Created by the efforts of three playwrights (Jessie Jones, Nicholas Hope and James Wooten), “Bridesmaid” is the outrageous account of four middle-aged women who maintain their vows of always being present for the wedding of one of their number.

Each has her individual quirks, which, when combined, make for some outlandish situations. There’s Libby Ruth (Susan K. Berkompas), the only one of the four who’s managed to sustain her marriage over the years, and Charlie (Vanda Eggington), who strives to avoid that walk down the aisle.


Then there’s Monette (Deborah Marley), the thrice-wed vixen who looks considerably younger than the others, and for good reason. And Deedra (Maria Cominis), a judge who dumps her philandering husband, then couples with her divorce lawyer.

Stirred to the boiling point by director Kevin Slay, the Vanguard show fires a plethora of punch lines amid brawling and bickering. It’s as though all three playwrights submitted scripts and then chose the funniest moments from each.

If you envision “Steel Magnolias,” you’re not too far off base. Except that these ladies turn even the semi-serious moments into grist for their comedic mill. There’s even a Southern setting (near Richmond, Va.). The show plays out in a sitting room above the sanctuary over a sever-year period, during which situations may change but not the furniture.

Berkompas, who heads Vanguard’s theater department and created the American Coast company, unleashes her inhibitions as the giggly, dreamy Libby Ruth, who seems to keep the others — and their tradition — together while warbling “Ah, Sweet Mystery of Life.” It’s a no-holds-barred romp for the actress, who has shown her serious side superbly in such company shows as “A Streetcar Named Desire” and “All My Sons.”

A delightful revelation is the wild and wacky performance of Eggington, previously known at Vanguard for directing musicals and light comedies but never acting in them.

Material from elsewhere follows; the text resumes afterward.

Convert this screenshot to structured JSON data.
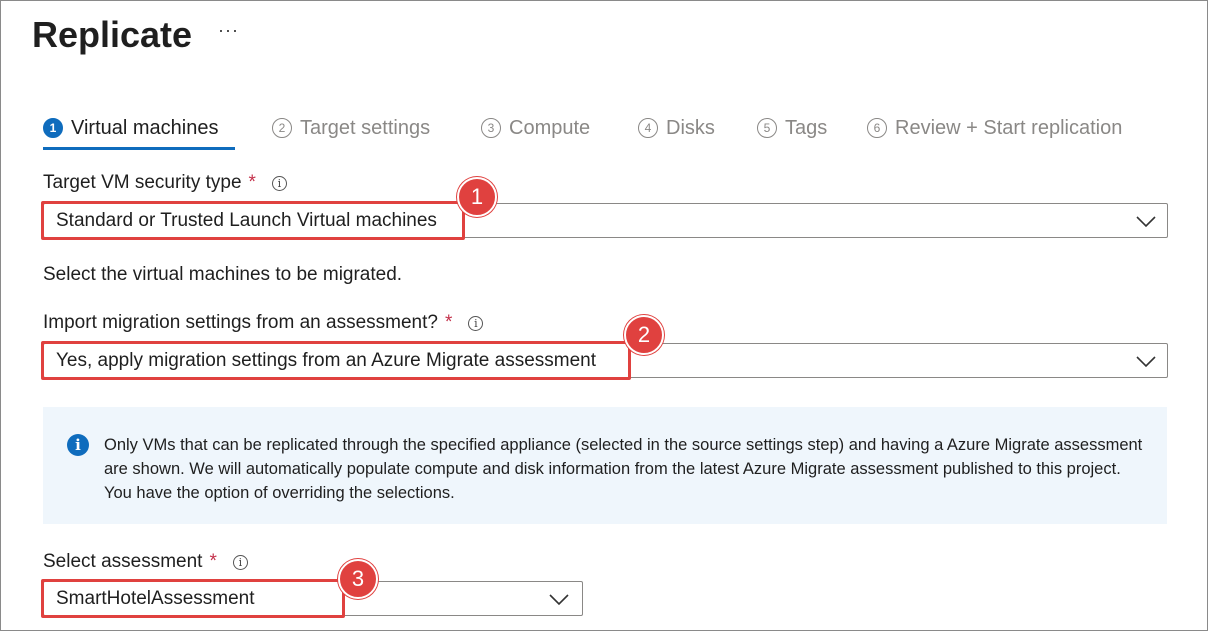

Eggington excels as Charlie, who is overly cautious in the romance department, in a portrayal that highlights her skills at broad, physical comedy.

Marley portrays the showy sexpot of the quartet. She has shaved seven years off the age on her driver’s license to justify her apparently cosmetically altered physical appearance. Her over-the-top quest to attend the wedding of one of her comrades is particularly effective.

The grim, humorless judge who takes another crack at matrimony is splendidly enacted by Cominis, who breaks out of her web of seriousness long enough to become the centerpiece of a riot downstairs at her own nuptials.

Sternly riding herd on the foursome is the statuesque Amanda Zarr, proprietor of the wedding establishment, who employs any method available — up to and including an ax — to maintain order. Super-cute Heaven Peabody, as Libby Ruth’s daughter and the latest bride, injects a champagne-fueled standup routine into the scenic transitions.

The Vanguard production of “Always a Bridesmaid” is the show’s first local appearance, but it probably won’t be its last. Community theaters seeking plays to showcase female talent may be passing on yet another mounting of “Steel Magnolias” to produce this wild and wacky comic gem.

TOM TITUS reviews local theater for the daily Pilot, Coastline Pilot and Huntington Beach Independent.


What: “Always a Bridesmaid”

Who: American Coast Theater Company

Where: Vanguard University, 55 Fair Drive, Costa Mesa

When: 8 p.m. Fridays and Saturdays, 2 p.m. Saturdays and Sundays through July 26

Cost: $12 to $14

Information: (714) 668-6145 or